• Exercise
Each line of the data below either holds "favicon" or does not. Report how many do, and only that.

● ● ● ● ●

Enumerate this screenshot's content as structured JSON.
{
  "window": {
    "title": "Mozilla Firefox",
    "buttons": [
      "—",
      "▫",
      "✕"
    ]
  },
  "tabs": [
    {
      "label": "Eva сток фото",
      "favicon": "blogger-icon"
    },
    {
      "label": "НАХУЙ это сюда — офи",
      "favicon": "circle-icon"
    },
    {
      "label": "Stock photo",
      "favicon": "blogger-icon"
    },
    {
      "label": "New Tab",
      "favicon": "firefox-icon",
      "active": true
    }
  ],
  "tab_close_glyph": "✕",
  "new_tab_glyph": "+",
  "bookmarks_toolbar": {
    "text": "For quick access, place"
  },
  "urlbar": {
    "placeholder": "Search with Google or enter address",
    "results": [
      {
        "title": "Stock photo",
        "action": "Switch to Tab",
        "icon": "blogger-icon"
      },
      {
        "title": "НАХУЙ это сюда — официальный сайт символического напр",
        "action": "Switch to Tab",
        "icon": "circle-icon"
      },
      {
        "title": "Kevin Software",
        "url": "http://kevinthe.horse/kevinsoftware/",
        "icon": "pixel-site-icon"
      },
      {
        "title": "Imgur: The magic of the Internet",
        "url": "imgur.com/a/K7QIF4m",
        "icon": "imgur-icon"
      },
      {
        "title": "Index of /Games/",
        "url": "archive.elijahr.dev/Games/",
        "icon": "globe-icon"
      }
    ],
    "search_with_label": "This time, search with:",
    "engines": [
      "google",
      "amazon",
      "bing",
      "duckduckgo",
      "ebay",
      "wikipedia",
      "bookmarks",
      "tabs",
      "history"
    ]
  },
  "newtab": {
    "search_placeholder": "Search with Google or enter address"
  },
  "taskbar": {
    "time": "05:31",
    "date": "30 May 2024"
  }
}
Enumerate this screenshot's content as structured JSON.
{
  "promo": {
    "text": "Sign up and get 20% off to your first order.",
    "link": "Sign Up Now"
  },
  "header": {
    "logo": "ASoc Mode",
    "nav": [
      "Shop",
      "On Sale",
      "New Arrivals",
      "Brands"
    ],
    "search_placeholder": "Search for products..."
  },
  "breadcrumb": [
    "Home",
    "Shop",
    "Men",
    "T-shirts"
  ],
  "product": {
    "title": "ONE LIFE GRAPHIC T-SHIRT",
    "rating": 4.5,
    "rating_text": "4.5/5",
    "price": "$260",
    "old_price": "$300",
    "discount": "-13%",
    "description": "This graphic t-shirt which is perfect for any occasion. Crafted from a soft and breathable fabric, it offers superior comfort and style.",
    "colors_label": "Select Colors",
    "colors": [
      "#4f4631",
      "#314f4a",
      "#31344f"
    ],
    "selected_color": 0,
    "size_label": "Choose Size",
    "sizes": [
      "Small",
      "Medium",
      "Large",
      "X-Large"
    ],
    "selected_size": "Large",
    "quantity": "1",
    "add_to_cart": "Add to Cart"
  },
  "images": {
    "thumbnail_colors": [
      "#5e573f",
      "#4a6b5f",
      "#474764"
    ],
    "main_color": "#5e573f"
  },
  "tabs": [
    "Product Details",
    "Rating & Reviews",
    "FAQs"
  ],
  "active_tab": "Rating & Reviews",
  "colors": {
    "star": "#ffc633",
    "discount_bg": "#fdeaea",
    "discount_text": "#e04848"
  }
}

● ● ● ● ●

• Exercise output
4